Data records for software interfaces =

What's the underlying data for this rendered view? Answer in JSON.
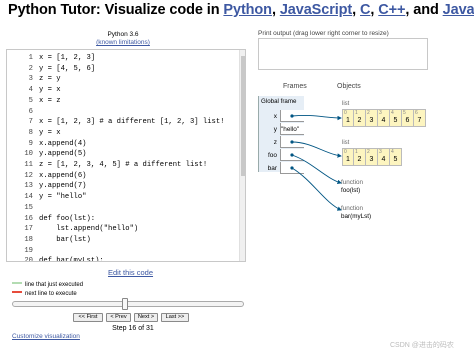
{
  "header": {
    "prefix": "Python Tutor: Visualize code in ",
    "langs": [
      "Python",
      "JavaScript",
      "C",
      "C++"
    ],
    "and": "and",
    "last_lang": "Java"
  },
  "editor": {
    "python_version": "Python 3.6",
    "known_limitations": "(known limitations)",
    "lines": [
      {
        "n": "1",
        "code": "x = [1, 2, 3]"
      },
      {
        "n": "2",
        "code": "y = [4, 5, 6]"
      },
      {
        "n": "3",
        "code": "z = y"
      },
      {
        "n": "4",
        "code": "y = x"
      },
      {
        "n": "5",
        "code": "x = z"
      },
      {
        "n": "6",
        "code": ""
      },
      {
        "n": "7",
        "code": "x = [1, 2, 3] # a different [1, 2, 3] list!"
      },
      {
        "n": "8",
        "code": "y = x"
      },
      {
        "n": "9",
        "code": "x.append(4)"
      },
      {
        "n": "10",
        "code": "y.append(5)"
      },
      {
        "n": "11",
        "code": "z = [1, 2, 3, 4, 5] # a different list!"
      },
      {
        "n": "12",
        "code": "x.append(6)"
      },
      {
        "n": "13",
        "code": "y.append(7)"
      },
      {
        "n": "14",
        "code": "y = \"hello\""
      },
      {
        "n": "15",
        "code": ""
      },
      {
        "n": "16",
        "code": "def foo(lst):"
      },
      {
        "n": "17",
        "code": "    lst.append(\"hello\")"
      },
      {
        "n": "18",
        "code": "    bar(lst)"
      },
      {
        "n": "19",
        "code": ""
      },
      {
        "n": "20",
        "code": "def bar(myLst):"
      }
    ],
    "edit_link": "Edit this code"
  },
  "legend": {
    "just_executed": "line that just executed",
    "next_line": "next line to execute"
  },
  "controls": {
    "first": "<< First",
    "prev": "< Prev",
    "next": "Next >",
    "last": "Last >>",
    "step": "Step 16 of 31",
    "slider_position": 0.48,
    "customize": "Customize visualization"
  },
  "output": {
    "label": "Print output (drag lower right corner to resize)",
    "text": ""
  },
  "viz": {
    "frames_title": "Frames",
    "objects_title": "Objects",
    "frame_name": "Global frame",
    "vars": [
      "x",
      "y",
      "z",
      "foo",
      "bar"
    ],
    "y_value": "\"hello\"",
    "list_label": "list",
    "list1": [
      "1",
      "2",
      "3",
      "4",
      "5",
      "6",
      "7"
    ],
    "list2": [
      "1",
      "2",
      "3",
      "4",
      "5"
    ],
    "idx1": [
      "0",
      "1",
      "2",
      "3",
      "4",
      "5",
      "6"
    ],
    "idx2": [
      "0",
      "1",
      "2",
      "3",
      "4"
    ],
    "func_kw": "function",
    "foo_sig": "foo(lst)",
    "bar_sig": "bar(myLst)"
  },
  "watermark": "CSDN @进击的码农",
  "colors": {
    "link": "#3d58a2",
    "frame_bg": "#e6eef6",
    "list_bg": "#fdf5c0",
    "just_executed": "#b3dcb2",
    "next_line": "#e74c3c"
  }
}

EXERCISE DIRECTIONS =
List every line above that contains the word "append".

ANSWER TO THE PROBLEM =
        "code": "x.append(4)"
        "code": "y.append(5)"
        "code": "x.append(6)"
        "code": "y.append(7)"
        "code": "    lst.append(\"hello\")"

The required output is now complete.